Work to complete: Would you copy each line of the records that includes the word "Payments"?

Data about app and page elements
┄┄┄┄┄┄┄┄┄┄┄┄┄┄┄┄┄┄┄┄
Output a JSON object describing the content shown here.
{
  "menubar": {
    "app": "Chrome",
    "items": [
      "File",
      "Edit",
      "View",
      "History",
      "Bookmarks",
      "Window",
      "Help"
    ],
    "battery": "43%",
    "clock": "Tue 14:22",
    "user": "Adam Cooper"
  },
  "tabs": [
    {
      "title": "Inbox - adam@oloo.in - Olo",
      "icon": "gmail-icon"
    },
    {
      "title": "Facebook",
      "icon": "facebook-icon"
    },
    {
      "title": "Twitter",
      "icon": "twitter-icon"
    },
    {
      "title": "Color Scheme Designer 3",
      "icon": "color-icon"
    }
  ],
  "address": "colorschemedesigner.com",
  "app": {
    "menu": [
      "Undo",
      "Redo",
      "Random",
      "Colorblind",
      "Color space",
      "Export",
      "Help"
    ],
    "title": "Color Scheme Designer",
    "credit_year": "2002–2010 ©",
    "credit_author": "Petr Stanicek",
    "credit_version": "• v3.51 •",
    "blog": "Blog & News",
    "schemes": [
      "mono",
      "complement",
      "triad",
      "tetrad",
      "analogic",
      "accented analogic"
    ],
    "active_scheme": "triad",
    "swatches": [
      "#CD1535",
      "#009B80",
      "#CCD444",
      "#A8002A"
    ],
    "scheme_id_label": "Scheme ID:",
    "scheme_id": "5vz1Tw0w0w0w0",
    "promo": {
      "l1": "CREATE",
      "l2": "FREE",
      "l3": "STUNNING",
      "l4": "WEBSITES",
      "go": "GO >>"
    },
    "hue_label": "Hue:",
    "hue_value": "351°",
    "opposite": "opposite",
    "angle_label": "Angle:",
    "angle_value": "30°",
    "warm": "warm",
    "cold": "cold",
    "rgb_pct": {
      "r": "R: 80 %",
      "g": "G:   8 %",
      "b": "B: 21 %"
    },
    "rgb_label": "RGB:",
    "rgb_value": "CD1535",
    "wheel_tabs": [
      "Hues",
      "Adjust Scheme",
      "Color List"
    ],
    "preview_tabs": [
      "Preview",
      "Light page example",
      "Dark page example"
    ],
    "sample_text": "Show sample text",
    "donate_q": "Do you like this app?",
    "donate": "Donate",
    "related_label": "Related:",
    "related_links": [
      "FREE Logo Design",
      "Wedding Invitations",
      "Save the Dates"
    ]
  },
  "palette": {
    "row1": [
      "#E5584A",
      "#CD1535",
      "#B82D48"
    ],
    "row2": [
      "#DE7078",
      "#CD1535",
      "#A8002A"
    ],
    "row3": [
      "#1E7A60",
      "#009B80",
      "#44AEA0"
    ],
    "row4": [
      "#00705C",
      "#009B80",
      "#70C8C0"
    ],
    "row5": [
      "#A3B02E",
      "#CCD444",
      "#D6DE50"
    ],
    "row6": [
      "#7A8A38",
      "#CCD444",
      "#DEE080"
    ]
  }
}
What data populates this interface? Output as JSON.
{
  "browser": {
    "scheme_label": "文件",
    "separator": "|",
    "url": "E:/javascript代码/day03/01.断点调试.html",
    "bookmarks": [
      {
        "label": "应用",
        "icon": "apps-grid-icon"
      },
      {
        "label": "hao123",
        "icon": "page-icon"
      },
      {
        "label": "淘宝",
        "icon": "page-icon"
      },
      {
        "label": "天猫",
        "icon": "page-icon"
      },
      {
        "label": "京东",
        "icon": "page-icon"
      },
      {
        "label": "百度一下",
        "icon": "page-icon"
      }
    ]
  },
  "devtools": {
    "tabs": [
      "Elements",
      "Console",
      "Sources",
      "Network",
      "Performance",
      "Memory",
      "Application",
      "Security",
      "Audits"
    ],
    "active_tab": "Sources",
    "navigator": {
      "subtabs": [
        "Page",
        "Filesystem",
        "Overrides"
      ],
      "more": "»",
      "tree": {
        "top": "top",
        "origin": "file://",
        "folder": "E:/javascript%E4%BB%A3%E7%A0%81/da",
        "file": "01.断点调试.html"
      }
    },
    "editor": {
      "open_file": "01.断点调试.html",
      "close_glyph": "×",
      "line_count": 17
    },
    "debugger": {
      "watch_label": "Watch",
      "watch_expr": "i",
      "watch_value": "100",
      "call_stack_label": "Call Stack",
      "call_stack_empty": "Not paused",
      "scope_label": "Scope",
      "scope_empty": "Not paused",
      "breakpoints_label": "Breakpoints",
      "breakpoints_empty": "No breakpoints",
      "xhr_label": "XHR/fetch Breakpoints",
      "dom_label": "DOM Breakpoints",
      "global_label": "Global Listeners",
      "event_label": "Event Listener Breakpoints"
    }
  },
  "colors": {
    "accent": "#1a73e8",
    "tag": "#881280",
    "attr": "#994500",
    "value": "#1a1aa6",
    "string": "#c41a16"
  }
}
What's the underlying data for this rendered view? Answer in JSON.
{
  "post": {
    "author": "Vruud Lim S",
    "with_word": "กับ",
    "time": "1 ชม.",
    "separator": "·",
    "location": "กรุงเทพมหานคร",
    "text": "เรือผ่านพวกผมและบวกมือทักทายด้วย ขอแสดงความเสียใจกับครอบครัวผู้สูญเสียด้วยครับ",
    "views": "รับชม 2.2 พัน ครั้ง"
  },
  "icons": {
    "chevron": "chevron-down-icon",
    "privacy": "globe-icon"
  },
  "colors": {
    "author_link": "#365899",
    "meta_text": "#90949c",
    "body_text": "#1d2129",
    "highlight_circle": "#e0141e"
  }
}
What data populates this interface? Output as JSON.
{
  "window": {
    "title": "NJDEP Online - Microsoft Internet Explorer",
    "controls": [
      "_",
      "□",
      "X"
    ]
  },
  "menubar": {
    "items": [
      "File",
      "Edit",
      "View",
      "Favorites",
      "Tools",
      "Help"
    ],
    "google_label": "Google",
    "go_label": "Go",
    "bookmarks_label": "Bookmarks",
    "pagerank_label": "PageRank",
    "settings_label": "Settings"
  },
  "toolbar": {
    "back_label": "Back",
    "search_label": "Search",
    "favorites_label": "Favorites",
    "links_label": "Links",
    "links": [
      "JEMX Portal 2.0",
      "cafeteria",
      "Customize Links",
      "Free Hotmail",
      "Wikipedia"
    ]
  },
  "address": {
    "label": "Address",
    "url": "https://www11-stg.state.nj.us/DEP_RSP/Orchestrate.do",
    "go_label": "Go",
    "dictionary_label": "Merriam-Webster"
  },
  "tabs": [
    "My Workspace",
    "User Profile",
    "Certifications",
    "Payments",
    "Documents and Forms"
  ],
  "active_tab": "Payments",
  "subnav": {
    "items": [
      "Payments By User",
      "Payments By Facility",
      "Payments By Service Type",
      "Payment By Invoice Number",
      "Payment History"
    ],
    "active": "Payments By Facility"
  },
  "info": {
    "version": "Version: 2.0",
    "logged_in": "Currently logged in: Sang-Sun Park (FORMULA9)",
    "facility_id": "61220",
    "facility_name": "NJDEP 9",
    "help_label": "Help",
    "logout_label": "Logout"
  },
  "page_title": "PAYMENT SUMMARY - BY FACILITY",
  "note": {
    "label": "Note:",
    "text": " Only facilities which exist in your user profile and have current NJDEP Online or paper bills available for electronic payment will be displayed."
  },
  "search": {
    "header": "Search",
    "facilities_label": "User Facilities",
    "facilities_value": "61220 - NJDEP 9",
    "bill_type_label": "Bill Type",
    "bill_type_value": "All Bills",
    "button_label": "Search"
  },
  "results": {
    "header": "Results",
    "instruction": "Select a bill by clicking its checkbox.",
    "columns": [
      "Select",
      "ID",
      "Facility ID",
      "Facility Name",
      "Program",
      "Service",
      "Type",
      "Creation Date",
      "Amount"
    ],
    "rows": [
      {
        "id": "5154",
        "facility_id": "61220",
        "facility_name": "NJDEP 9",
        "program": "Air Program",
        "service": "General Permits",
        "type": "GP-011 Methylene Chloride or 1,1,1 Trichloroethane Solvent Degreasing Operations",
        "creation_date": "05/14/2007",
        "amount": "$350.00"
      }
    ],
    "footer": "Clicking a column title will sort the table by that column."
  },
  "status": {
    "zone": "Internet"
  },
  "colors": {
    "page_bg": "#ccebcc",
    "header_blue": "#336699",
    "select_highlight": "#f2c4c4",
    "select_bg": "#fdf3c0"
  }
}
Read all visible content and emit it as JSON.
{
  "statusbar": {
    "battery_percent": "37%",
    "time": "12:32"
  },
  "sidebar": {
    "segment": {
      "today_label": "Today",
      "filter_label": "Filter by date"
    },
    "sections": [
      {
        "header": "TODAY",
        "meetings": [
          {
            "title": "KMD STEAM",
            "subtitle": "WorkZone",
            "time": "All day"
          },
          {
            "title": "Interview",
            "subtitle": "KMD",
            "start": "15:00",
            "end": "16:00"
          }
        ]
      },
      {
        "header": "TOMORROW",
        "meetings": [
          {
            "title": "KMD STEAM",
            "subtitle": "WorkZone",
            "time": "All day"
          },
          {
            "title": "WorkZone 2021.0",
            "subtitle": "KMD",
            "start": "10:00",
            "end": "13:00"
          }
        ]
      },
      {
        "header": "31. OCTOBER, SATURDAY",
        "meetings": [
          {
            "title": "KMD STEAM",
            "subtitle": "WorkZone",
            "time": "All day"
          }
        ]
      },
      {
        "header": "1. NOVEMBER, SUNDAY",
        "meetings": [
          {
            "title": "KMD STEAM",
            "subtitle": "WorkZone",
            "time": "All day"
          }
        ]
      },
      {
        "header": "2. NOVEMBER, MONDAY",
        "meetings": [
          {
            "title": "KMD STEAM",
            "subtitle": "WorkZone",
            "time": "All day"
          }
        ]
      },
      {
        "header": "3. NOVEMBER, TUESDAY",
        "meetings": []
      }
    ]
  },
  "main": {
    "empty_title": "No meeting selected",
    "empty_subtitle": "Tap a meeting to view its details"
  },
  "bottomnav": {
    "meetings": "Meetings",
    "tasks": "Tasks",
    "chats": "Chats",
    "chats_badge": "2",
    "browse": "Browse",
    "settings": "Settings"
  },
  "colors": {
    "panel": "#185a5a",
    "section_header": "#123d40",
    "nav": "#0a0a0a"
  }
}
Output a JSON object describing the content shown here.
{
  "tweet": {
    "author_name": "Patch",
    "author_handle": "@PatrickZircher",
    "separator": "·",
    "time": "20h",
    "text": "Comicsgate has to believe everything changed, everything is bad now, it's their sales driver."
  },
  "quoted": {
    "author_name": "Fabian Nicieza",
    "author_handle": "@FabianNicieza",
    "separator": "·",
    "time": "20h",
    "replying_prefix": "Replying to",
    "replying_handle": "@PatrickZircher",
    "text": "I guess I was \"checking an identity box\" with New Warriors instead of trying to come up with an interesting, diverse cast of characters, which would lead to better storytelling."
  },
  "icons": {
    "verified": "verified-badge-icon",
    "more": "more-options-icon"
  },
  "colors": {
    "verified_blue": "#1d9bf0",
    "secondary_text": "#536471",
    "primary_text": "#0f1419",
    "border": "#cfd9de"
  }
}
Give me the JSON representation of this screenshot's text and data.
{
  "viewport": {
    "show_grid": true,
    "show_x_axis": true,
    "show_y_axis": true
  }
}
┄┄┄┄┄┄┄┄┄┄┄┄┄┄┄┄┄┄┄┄
Output below:
    "Payments",
  "active_tab": "Payments",
      "Payments By User",
      "Payments By Facility",
      "Payments By Service Type",
    "active": "Payments By Facility"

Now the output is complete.